Learn how to dewinterize a boat in 7 simple steps

Your buddies stopped by the house and just told you they stung 'em; time to dewinterize your boat. Haste makes waste, so here's a partial list to help you move through the process on how to dewinterize a boat without missing a step:
 

  1. Check your water pump and thermostats. The impeller on a water pump goes bad about every 200 hours, and this little rubber part is what keeps water flowing to cool your engine. The thermostat regulates the water temperature, and if it's off the water flow to your engine will be too hot or too cold. Replace if you're near the 200 hours. Check your hoses as well and replace those that are cracked.

  2. Check your fluids. When learning how to dewinterize a boat, you need to pull the dipstick and check your oil, top off if necessary. Replace filters. Oil and gas filters specifically, and if you didn't change them when you put them up in the fall you'll want to change it now. The fuel filter should be changed about every 100 hours.

  3. Check your bilge pump. There are a few parts to check, that being the circuit, the pump and the automatic switch. When water enters the bilge it hits the switch, so if the pump doesn't kick on then you might be in trouble.

  4. Paint the bottom. You'll only need to use anti-fouling paint if the dewinterize boat stays in the water for the season. Scrape and sand the bottom, wipe down and paint.
     

  5. Trailer check. Leaf springs can rust, brackets can corrode, so get your boat off the trailer and replace as necessary. While you're working on the trailer check your lights to make sure they are operational, and regrease your wheel bearings. Replace tires with flat spots or ones with degraded rubber.

  6. Add in your safe boating gear. A partial check list is one life jacket per boater, a throw cushion, a fire extinguisher, a bell and whistle, a flare, and a mirror. Check your radio to make sure it receives and transmits.

  7. Mop up. This is the last step to dewnterize a boat. Make sure you charge your battery, add fresh gas, check your navigational lights, and be sure your electronics are working.
     

Splash for a sea trial.

Now that you are ready for the season, check when free fishing days are happening in your state!


Tom Keer

Tom Keer

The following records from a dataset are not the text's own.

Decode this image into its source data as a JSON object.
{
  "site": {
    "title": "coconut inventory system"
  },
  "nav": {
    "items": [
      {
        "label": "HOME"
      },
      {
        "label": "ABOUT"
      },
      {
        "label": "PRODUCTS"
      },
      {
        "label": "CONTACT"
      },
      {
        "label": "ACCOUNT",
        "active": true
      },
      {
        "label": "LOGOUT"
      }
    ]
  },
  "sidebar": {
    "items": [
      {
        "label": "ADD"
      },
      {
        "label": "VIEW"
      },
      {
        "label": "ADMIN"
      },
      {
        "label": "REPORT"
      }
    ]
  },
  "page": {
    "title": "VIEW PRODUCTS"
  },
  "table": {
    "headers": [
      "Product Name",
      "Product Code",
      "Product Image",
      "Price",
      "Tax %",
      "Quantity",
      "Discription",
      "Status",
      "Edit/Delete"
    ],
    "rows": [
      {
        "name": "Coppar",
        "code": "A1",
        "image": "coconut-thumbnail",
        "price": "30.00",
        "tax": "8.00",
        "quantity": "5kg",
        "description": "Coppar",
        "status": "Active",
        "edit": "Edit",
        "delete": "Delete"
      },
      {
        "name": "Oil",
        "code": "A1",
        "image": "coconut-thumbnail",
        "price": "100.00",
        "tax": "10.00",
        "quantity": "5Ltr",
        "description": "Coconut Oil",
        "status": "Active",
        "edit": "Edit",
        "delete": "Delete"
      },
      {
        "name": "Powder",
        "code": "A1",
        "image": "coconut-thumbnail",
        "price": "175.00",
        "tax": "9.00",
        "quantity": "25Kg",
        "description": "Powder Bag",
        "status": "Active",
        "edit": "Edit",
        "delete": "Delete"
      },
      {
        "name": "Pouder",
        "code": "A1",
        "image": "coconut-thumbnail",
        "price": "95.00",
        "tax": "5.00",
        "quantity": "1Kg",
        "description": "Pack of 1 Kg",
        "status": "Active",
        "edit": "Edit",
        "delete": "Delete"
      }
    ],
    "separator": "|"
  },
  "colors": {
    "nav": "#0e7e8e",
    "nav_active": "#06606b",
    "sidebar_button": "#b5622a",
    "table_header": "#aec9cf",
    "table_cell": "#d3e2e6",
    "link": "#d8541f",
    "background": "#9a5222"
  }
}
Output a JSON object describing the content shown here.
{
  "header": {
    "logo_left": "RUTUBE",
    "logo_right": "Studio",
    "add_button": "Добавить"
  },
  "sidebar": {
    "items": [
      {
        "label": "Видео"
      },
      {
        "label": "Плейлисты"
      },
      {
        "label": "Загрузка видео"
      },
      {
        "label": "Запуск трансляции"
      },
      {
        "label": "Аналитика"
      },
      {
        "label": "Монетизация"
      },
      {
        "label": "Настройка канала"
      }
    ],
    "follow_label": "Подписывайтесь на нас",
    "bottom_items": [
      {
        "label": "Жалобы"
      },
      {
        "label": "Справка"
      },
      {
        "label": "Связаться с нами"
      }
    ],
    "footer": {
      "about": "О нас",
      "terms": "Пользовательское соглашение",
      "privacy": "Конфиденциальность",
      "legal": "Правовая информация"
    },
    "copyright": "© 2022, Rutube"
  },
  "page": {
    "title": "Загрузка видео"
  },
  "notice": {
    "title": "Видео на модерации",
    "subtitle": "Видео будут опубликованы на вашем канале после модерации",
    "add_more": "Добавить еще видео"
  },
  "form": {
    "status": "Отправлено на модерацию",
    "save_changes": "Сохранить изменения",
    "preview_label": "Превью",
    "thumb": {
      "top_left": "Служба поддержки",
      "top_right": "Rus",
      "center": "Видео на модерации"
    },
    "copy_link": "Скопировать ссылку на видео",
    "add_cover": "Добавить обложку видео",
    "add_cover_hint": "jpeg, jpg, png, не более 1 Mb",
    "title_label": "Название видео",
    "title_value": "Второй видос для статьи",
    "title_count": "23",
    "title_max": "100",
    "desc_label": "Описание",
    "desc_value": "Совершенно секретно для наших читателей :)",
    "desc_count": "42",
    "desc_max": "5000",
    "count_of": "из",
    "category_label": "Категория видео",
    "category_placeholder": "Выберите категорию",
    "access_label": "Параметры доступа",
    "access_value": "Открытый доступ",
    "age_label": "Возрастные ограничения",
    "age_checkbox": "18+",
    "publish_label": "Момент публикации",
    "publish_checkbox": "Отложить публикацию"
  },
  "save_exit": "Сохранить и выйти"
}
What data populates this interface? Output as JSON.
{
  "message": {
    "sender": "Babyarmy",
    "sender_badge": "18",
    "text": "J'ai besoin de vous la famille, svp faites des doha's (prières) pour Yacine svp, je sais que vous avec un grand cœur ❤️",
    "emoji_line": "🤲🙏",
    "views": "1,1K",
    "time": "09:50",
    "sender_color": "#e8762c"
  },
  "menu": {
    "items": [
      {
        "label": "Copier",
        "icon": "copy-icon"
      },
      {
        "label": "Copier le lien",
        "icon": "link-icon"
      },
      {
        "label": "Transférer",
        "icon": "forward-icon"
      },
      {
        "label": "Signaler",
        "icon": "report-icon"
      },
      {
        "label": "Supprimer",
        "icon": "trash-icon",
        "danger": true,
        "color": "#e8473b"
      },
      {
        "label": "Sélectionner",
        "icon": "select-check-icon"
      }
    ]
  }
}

Tom Keer is an award-winning writer who lives on Cape Cod, Massachusetts.  He is a columnist for the Upland Almanac, a Contributing Writer for Covey Rise magazine, a Contributing Editor for both Fly Rod and Reel and Fly Fish America, and a blogger for the Recreational Boating and Fishing Foundation’s Take Me Fishing program.  Keer writes regularly for over a dozen outdoor magazines on topics related to fishing, hunting, boating, and other outdoor pursuits.  When they are not fishing, Keer and his family hunt upland birds over their three English setters.  His first book, a Fly Fishers Guide to the New England Coast was released in January 2011.  Visit him at www.tomkeer.com or at www.thekeergroup.com.